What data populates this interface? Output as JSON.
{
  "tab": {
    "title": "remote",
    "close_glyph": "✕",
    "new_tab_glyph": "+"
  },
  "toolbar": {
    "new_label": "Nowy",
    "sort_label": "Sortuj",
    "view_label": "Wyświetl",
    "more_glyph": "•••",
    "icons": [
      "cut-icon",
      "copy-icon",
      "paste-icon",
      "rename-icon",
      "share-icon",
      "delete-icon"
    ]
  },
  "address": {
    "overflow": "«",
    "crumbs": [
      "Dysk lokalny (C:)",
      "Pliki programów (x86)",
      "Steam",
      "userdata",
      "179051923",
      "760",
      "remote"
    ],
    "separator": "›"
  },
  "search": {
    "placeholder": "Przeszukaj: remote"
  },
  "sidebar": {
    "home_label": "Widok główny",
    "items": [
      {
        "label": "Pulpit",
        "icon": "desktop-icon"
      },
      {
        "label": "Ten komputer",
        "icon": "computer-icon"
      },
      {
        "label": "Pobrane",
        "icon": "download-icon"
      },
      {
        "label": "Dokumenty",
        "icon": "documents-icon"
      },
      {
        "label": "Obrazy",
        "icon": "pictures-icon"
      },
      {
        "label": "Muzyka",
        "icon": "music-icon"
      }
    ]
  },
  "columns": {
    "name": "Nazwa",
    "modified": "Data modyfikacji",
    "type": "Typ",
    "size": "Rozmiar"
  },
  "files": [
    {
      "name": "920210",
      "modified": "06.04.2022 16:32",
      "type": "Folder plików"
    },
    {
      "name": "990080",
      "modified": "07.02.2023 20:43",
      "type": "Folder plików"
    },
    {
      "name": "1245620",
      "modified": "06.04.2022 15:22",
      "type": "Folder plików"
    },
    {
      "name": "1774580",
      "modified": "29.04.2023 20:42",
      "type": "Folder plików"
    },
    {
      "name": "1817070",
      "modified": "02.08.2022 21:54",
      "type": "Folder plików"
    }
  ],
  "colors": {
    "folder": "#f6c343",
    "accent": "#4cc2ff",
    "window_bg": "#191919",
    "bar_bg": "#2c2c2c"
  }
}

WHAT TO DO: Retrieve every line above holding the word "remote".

SOLVED EXERCISE:
    "title": "remote",
      "remote"
    "placeholder": "Przeszukaj: remote"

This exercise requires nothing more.